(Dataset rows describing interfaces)
------------------------------------------------
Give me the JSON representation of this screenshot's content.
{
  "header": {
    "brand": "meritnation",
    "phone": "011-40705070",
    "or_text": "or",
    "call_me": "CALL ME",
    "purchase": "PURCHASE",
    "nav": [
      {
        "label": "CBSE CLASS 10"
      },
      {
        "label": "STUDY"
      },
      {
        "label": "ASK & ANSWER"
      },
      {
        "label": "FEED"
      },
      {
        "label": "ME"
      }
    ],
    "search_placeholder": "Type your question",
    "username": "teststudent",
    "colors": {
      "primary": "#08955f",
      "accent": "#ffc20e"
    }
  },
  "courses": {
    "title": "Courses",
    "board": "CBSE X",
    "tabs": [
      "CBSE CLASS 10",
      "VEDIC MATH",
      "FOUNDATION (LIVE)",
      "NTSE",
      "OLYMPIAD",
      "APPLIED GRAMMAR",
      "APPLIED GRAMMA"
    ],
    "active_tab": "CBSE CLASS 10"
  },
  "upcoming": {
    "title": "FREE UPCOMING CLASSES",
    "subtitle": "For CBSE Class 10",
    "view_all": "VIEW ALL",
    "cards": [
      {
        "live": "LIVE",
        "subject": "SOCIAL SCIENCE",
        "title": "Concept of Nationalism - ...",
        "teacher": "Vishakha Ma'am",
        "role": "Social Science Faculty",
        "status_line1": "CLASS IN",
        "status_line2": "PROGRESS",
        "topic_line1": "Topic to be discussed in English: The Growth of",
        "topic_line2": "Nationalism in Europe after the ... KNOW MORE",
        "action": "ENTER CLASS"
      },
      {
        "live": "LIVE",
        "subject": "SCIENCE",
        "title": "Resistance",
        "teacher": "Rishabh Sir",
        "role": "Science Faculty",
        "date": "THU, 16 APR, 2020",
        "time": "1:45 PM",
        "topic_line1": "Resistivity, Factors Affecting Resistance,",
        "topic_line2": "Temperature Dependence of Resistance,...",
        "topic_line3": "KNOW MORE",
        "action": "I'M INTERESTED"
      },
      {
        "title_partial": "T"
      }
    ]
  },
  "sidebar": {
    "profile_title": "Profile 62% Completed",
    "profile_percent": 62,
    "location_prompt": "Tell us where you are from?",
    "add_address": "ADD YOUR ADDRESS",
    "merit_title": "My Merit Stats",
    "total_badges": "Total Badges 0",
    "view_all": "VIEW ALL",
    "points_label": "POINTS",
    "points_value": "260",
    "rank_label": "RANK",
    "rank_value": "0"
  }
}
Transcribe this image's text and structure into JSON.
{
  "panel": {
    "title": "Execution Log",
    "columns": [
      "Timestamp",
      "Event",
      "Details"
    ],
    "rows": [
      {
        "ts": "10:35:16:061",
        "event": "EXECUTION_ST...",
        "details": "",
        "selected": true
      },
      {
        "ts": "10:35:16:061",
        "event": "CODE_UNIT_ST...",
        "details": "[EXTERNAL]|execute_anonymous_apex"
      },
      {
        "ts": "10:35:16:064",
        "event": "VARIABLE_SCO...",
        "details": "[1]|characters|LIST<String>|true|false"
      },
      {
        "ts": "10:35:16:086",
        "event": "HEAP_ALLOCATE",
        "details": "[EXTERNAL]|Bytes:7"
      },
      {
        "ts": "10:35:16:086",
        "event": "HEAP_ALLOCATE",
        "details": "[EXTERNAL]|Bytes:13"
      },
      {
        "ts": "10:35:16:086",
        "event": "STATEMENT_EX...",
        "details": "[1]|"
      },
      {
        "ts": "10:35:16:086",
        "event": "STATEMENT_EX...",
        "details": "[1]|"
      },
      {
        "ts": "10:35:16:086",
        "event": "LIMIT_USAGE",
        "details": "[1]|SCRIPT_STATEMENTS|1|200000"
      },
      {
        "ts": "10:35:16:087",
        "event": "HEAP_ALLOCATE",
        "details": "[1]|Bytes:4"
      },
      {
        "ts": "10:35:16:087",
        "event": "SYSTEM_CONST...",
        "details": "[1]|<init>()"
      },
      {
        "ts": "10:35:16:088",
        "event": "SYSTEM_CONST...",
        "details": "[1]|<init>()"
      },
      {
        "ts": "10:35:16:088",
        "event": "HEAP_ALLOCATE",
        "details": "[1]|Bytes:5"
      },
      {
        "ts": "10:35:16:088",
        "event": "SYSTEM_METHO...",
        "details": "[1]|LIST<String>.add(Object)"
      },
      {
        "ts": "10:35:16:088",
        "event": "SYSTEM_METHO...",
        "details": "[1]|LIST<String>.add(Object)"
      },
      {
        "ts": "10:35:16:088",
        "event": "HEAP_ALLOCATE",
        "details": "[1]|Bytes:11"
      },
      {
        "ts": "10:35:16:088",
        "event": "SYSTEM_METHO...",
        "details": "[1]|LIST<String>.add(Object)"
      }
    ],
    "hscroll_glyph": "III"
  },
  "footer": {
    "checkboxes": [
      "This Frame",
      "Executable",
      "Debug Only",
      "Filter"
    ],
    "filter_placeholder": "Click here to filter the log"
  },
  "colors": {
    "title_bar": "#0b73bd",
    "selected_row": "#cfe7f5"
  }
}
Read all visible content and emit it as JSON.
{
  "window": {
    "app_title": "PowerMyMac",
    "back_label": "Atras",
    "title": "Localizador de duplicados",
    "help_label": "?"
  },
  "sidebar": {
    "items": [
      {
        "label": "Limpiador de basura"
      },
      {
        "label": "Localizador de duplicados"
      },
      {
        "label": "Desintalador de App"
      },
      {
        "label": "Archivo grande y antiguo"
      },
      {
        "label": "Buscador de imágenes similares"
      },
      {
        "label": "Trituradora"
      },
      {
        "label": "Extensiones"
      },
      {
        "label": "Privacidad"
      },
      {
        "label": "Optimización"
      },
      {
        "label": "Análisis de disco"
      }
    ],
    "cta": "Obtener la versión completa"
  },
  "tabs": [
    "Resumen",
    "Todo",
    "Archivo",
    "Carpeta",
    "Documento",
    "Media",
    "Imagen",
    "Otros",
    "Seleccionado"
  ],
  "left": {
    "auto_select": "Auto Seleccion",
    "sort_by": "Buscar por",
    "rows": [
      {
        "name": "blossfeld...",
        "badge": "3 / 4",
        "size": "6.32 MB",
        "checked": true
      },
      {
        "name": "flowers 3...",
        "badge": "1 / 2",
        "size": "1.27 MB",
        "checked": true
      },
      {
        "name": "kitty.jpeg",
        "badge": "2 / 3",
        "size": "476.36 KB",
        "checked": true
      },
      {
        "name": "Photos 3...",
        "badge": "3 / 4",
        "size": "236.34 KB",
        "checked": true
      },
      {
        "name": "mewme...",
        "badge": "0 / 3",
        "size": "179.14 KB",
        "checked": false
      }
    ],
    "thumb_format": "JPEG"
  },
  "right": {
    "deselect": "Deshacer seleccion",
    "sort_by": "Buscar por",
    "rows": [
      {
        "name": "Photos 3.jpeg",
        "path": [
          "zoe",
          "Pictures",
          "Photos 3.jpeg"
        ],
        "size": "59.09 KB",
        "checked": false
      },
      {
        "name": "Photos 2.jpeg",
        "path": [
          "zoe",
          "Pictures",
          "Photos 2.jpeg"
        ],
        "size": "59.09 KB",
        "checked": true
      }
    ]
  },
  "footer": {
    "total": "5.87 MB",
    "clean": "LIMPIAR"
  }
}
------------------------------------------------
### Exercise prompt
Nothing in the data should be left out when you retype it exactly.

### Your solution
Give me the JSON representation of this screenshot's content.
{
  "header": {
    "brand": "meritnation",
    "phone": "011-40705070",
    "or_text": "or",
    "call_me": "CALL ME",
    "purchase": "PURCHASE",
    "nav": [
      {
        "label": "CBSE CLASS 10"
      },
      {
        "label": "STUDY"
      },
      {
        "label": "ASK & ANSWER"
      },
      {
        "label": "FEED"
      },
      {
        "label": "ME"
      }
    ],
    "search_placeholder": "Type your question",
    "username": "teststudent",
    "colors": {
      "primary": "#08955f",
      "accent": "#ffc20e"
    }
  },
  "courses": {
    "title": "Courses",
    "board": "CBSE X",
    "tabs": [
      "CBSE CLASS 10",
      "VEDIC MATH",
      "FOUNDATION (LIVE)",
      "NTSE",
      "OLYMPIAD",
      "APPLIED GRAMMAR",
      "APPLIED GRAMMA"
    ],
    "active_tab": "CBSE CLASS 10"
  },
  "upcoming": {
    "title": "FREE UPCOMING CLASSES",
    "subtitle": "For CBSE Class 10",
    "view_all": "VIEW ALL",
    "cards": [
      {
        "live": "LIVE",
        "subject": "SOCIAL SCIENCE",
        "title": "Concept of Nationalism - ...",
        "teacher": "Vishakha Ma'am",
        "role": "Social Science Faculty",
        "status_line1": "CLASS IN",
        "status_line2": "PROGRESS",
        "topic_line1": "Topic to be discussed in English: The Growth of",
        "topic_line2": "Nationalism in Europe after the ... KNOW MORE",
        "action": "ENTER CLASS"
      },
      {
        "live": "LIVE",
        "subject": "SCIENCE",
        "title": "Resistance",
        "teacher": "Rishabh Sir",
        "role": "Science Faculty",
        "date": "THU, 16 APR, 2020",
        "time": "1:45 PM",
        "topic_line1": "Resistivity, Factors Affecting Resistance,",
        "topic_line2": "Temperature Dependence of Resistance,...",
        "topic_line3": "KNOW MORE",
        "action": "I'M INTERESTED"
      },
      {
        "title_partial": "T"
      }
    ]
  },
  "sidebar": {
    "profile_title": "Profile 62% Completed",
    "profile_percent": 62,
    "location_prompt": "Tell us where you are from?",
    "add_address": "ADD YOUR ADDRESS",
    "merit_title": "My Merit Stats",
    "total_badges": "Total Badges 0",
    "view_all": "VIEW ALL",
    "points_label": "POINTS",
    "points_value": "260",
    "rank_label": "RANK",
    "rank_value": "0"
  }
}
Transcribe this image's text and structure into JSON.
{
  "panel": {
    "title": "Execution Log",
    "columns": [
      "Timestamp",
      "Event",
      "Details"
    ],
    "rows": [
      {
        "ts": "10:35:16:061",
        "event": "EXECUTION_ST...",
        "details": "",
        "selected": true
      },
      {
        "ts": "10:35:16:061",
        "event": "CODE_UNIT_ST...",
        "details": "[EXTERNAL]|execute_anonymous_apex"
      },
      {
        "ts": "10:35:16:064",
        "event": "VARIABLE_SCO...",
        "details": "[1]|characters|LIST<String>|true|false"
      },
      {
        "ts": "10:35:16:086",
        "event": "HEAP_ALLOCATE",
        "details": "[EXTERNAL]|Bytes:7"
      },
      {
        "ts": "10:35:16:086",
        "event": "HEAP_ALLOCATE",
        "details": "[EXTERNAL]|Bytes:13"
      },
      {
        "ts": "10:35:16:086",
        "event": "STATEMENT_EX...",
        "details": "[1]|"
      },
      {
        "ts": "10:35:16:086",
        "event": "STATEMENT_EX...",
        "details": "[1]|"
      },
      {
        "ts": "10:35:16:086",
        "event": "LIMIT_USAGE",
        "details": "[1]|SCRIPT_STATEMENTS|1|200000"
      },
      {
        "ts": "10:35:16:087",
        "event": "HEAP_ALLOCATE",
        "details": "[1]|Bytes:4"
      },
      {
        "ts": "10:35:16:087",
        "event": "SYSTEM_CONST...",
        "details": "[1]|<init>()"
      },
      {
        "ts": "10:35:16:088",
        "event": "SYSTEM_CONST...",
        "details": "[1]|<init>()"
      },
      {
        "ts": "10:35:16:088",
        "event": "HEAP_ALLOCATE",
        "details": "[1]|Bytes:5"
      },
      {
        "ts": "10:35:16:088",
        "event": "SYSTEM_METHO...",
        "details": "[1]|LIST<String>.add(Object)"
      },
      {
        "ts": "10:35:16:088",
        "event": "SYSTEM_METHO...",
        "details": "[1]|LIST<String>.add(Object)"
      },
      {
        "ts": "10:35:16:088",
        "event": "HEAP_ALLOCATE",
        "details": "[1]|Bytes:11"
      },
      {
        "ts": "10:35:16:088",
        "event": "SYSTEM_METHO...",
        "details": "[1]|LIST<String>.add(Object)"
      }
    ],
    "hscroll_glyph": "III"
  },
  "footer": {
    "checkboxes": [
      "This Frame",
      "Executable",
      "Debug Only",
      "Filter"
    ],
    "filter_placeholder": "Click here to filter the log"
  },
  "colors": {
    "title_bar": "#0b73bd",
    "selected_row": "#cfe7f5"
  }
}
Read all visible content and emit it as JSON.
{
  "window": {
    "app_title": "PowerMyMac",
    "back_label": "Atras",
    "title": "Localizador de duplicados",
    "help_label": "?"
  },
  "sidebar": {
    "items": [
      {
        "label": "Limpiador de basura"
      },
      {
        "label": "Localizador de duplicados"
      },
      {
        "label": "Desintalador de App"
      },
      {
        "label": "Archivo grande y antiguo"
      },
      {
        "label": "Buscador de imágenes similares"
      },
      {
        "label": "Trituradora"
      },
      {
        "label": "Extensiones"
      },
      {
        "label": "Privacidad"
      },
      {
        "label": "Optimización"
      },
      {
        "label": "Análisis de disco"
      }
    ],
    "cta": "Obtener la versión completa"
  },
  "tabs": [
    "Resumen",
    "Todo",
    "Archivo",
    "Carpeta",
    "Documento",
    "Media",
    "Imagen",
    "Otros",
    "Seleccionado"
  ],
  "left": {
    "auto_select": "Auto Seleccion",
    "sort_by": "Buscar por",
    "rows": [
      {
        "name": "blossfeld...",
        "badge": "3 / 4",
        "size": "6.32 MB",
        "checked": true
      },
      {
        "name": "flowers 3...",
        "badge": "1 / 2",
        "size": "1.27 MB",
        "checked": true
      },
      {
        "name": "kitty.jpeg",
        "badge": "2 / 3",
        "size": "476.36 KB",
        "checked": true
      },
      {
        "name": "Photos 3...",
        "badge": "3 / 4",
        "size": "236.34 KB",
        "checked": true
      },
      {
        "name": "mewme...",
        "badge": "0 / 3",
        "size": "179.14 KB",
        "checked": false
      }
    ],
    "thumb_format": "JPEG"
  },
  "right": {
    "deselect": "Deshacer seleccion",
    "sort_by": "Buscar por",
    "rows": [
      {
        "name": "Photos 3.jpeg",
        "path": [
          "zoe",
          "Pictures",
          "Photos 3.jpeg"
        ],
        "size": "59.09 KB",
        "checked": false
      },
      {
        "name": "Photos 2.jpeg",
        "path": [
          "zoe",
          "Pictures",
          "Photos 2.jpeg"
        ],
        "size": "59.09 KB",
        "checked": true
      }
    ]
  },
  "footer": {
    "total": "5.87 MB",
    "clean": "LIMPIAR"
  }
}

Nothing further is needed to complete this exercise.